In fact, Barry had done this once before, appearing on-screen as the conductor of a Madrid orchestra in Bryan Forbes’s Deadfall (1968). On that occasion, he was conducting his own music (a single-movement guitar concerto that was ingeniously written to double as dramatic music for a jewel robbery occurring simultaneously with the concert). This time, he was supposed to be conducting the “Lenin’s People’s Conservatoire Orchestra.”
D’Abo socialized with Barry in London, when the unit was shooting at Pinewood. (She later realized that she had already appeared in two Barry films: Until September and Out of Africa.) “John was there, working on the music,” she said. “He was just a joy to be around. I remember seeing him and having dinner with him and [his wife] Laurie, and John being so excited about writing the music. He was so adorable, saying ‘Your love scenes inspire me to write this romantic music.’ John was such a charmer with women.”

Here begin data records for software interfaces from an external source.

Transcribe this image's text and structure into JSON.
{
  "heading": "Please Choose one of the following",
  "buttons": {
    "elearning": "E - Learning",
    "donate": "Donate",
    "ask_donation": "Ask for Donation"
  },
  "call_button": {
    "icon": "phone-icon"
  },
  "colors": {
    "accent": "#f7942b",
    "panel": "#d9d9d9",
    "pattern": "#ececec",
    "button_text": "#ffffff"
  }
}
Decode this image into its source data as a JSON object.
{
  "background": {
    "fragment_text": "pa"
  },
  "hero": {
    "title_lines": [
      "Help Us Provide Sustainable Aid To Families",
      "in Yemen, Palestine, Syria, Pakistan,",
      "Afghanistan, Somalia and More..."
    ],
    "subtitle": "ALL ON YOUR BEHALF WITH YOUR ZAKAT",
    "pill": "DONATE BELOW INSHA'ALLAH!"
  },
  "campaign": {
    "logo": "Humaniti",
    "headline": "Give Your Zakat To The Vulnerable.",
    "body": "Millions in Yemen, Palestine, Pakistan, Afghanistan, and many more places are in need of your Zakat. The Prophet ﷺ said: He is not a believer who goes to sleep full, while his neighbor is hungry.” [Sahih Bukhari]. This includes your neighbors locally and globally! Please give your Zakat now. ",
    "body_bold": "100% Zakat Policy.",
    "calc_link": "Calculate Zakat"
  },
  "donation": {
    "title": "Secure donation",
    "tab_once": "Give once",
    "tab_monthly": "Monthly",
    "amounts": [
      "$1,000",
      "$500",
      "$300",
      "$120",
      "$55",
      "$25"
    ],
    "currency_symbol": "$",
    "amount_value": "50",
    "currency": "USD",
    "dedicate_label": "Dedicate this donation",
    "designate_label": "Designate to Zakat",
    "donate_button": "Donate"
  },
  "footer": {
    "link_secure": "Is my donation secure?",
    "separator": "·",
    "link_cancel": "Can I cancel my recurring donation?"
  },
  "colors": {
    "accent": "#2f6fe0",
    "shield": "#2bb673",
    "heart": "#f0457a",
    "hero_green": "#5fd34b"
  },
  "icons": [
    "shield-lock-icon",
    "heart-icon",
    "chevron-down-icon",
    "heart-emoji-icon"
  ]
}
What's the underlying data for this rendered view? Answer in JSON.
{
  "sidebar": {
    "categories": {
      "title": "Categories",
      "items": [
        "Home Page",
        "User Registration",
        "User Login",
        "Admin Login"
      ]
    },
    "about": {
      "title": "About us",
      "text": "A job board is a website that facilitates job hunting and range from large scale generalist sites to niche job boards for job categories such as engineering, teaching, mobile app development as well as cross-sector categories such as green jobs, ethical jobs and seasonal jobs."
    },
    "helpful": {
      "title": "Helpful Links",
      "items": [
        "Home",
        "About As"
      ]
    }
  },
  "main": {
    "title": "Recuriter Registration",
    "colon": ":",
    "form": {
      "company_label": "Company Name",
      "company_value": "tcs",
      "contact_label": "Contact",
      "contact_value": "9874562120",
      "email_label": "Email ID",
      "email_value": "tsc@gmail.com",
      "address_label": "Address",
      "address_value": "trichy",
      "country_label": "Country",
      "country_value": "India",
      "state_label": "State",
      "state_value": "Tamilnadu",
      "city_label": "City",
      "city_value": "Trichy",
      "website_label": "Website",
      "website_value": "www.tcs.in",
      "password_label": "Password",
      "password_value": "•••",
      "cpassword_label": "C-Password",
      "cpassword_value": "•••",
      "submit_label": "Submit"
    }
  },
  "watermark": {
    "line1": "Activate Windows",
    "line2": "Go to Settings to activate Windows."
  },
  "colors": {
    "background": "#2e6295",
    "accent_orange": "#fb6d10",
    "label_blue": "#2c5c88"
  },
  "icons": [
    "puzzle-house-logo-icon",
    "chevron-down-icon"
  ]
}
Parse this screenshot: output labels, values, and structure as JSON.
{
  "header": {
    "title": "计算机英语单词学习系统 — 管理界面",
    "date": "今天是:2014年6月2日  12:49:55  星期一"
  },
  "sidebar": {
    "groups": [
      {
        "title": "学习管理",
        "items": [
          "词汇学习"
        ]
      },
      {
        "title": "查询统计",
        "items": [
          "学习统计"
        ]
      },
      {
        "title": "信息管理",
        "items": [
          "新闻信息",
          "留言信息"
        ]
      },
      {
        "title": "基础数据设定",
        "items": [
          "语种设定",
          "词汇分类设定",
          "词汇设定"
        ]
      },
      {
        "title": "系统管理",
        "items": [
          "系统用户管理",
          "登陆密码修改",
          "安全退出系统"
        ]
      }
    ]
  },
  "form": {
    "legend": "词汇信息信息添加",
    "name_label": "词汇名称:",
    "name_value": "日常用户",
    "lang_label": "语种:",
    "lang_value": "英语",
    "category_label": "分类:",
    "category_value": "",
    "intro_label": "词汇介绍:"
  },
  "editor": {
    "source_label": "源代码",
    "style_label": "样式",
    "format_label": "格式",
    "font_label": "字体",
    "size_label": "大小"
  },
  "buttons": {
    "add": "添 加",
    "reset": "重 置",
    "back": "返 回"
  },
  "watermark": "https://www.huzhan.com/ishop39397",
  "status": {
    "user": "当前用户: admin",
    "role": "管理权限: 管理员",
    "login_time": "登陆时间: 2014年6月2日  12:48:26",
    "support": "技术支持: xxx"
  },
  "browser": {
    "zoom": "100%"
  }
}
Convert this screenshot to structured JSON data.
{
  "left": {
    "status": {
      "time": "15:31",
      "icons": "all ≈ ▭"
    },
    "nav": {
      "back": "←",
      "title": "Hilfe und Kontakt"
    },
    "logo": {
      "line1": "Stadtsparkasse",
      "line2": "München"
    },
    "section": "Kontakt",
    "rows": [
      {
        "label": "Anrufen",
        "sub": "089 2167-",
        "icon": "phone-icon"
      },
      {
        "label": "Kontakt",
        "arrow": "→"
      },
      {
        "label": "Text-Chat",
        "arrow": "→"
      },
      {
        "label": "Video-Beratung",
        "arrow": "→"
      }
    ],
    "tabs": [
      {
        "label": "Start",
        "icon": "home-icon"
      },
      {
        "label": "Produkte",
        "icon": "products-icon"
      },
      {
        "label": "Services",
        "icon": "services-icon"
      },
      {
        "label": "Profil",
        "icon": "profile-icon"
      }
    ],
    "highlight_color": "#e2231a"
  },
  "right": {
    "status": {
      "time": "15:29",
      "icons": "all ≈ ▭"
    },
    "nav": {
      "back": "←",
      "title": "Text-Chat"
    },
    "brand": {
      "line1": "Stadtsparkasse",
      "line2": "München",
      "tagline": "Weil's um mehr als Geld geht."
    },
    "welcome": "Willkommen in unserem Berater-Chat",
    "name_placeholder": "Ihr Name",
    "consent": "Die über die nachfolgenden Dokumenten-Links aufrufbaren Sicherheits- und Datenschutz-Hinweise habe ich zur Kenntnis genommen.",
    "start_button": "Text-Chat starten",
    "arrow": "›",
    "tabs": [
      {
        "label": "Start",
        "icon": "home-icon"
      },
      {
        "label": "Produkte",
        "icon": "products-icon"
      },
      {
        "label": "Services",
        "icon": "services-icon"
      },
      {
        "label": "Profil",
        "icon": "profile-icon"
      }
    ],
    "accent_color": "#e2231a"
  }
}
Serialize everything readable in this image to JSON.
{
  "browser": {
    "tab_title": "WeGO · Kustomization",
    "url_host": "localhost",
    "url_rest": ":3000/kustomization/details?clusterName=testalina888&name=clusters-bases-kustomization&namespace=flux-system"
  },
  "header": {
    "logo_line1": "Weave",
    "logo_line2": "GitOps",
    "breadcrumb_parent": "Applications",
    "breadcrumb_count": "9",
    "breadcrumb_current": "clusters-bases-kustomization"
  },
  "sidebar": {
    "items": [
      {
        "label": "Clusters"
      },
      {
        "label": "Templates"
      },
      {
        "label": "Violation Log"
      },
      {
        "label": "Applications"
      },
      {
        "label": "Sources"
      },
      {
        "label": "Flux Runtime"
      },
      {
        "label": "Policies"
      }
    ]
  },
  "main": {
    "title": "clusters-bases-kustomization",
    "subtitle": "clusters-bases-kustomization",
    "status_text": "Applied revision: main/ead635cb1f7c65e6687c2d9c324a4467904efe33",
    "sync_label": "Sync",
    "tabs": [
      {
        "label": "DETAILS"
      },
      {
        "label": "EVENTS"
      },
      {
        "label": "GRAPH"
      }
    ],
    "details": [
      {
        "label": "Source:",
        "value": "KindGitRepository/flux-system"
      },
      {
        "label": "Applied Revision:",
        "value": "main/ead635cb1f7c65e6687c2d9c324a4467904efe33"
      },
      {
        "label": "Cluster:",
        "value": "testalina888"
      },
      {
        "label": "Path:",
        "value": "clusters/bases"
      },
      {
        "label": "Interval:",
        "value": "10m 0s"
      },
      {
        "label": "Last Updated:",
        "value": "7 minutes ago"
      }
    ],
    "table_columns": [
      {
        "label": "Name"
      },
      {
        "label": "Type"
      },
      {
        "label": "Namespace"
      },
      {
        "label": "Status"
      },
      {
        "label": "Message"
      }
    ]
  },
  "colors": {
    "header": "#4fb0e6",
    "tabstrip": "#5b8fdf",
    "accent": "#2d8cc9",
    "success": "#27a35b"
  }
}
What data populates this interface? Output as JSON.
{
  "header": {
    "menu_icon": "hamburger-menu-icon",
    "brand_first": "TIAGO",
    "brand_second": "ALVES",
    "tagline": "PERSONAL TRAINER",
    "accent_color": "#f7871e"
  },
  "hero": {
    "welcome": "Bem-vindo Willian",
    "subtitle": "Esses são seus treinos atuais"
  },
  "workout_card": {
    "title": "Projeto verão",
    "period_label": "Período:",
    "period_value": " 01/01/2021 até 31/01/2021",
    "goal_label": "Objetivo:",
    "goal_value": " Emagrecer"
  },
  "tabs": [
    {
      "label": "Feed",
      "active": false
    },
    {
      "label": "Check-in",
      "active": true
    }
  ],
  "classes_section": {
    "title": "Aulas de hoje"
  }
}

Jon Burlingame is the author of The Music of James Bond, now out in paperback with a new chapter on Skyfall. He is one of the nation’s leading writers on the subject of music for film and television. He writes regularly for Daily Variety and teaches film-music history at the University of Southern California. His other work has included three previous books on film and TV music; articles for other publications including The New York Times, Los Angeles Times, The Washington Post, and Premiere and Emmy magazines; and producing radio specials for Los Angeles classical station KUSC.